It got me thinking about the nature of breaking news.

Here’s how the story read in the local newspaper, the San Jose Mercury News:

In a bombshell announcement that ends a decade of leadership continuity at Google, co-founder Larry Page will take charge of the company as chief executive, replacing current CEO Eric Schmidt, who will focus on Google’s external relationships with other businesses and government.

Here’s how Schmidt described it in the company’s official blog. (Notice that he takes the time to back in, to explain it in the context he sees.) … Read the rest of this entry »

Media matters to message

In Online media on June 11, 2010 at 8:14 am

I begin here by saying, I’m still trying to get my head around this one. But the Pew Center has released a study of social media that points to the differences between various social media and the “legacy” media — and the reliance of the former on the latter.

As we all know, news travels differently in newspapers, on Twitter, through blogs and across other forms of media. Pew drilled down to find out how these platforms behave.

Among the specific findings — and directly from a post on the Pew site:

  • Social media and the mainstream press clearly embrace different agendas. Blogs shared the same lead story with traditional media in just 13 of the 49 weeks studied. Twitter was even less likely to share the traditional media agenda … On YouTube, the top stories overlapped with traditional media eight out of 49 weeks… Read the rest of this entry »

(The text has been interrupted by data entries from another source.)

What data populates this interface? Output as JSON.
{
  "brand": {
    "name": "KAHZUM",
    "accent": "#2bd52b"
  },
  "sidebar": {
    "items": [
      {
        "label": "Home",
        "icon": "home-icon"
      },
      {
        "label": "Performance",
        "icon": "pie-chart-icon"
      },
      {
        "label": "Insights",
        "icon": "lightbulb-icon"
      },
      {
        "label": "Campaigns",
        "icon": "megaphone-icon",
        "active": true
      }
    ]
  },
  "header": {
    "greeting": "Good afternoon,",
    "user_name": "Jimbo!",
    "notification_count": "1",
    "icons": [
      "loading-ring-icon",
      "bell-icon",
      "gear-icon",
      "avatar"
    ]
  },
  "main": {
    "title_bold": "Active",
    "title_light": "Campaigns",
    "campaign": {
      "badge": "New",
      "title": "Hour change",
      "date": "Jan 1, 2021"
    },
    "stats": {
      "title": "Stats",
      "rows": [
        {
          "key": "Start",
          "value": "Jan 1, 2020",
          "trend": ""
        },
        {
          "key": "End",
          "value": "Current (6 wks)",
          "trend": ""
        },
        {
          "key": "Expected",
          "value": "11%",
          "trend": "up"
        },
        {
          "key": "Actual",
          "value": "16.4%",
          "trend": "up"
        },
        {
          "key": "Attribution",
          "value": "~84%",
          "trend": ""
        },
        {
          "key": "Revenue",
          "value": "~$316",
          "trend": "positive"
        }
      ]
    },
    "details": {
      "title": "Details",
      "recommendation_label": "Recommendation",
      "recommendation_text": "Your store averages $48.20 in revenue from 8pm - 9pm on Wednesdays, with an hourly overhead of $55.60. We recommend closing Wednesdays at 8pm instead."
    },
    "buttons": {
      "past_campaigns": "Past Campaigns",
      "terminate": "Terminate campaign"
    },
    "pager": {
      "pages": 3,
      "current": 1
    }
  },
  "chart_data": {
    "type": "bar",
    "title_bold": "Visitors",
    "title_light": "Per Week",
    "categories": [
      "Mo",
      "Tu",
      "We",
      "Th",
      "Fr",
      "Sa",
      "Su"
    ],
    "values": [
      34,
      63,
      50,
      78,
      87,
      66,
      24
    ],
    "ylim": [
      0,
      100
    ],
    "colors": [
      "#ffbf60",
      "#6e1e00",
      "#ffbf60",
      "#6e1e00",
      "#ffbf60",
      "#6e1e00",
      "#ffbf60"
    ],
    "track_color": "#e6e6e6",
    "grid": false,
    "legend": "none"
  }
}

Be a good watchdog

In Ideas on December 5, 2008 at 8:55 am

Niemanwatchdog.org has an interesting Q&A with Orange County Register blogger Teri Sforza. She turned her obsession for government accountability into a winning web product for her newspaper.

And, really, her idea is nothing new. She seeks out public documents and lets readers know where the money goes. It’s so basic that it barely merits mentioning. Except that it’s hard work. My bet is that all of us could do a better job upholding one of the true pillars of our business.

“For some time, the emphasis was heavy on reflecting the lives of ordinary readers, as opposed to follow-the-money, turn-over-the-rocks, poke-around-in-the-dirt reporting,” Sforza says in the interview.

“But if looking under rocks fell out of fashion a bit, the rise of the Internet has helped it stage a comeback. Our ability to monitor Web site traffic has made it easy to see exactly what people are actually reading, and it turns out they’re hungry for very traditional watchdog-type journalism – stories that keep a critical eye on government spending and the public trust.”… Read the rest of this entry »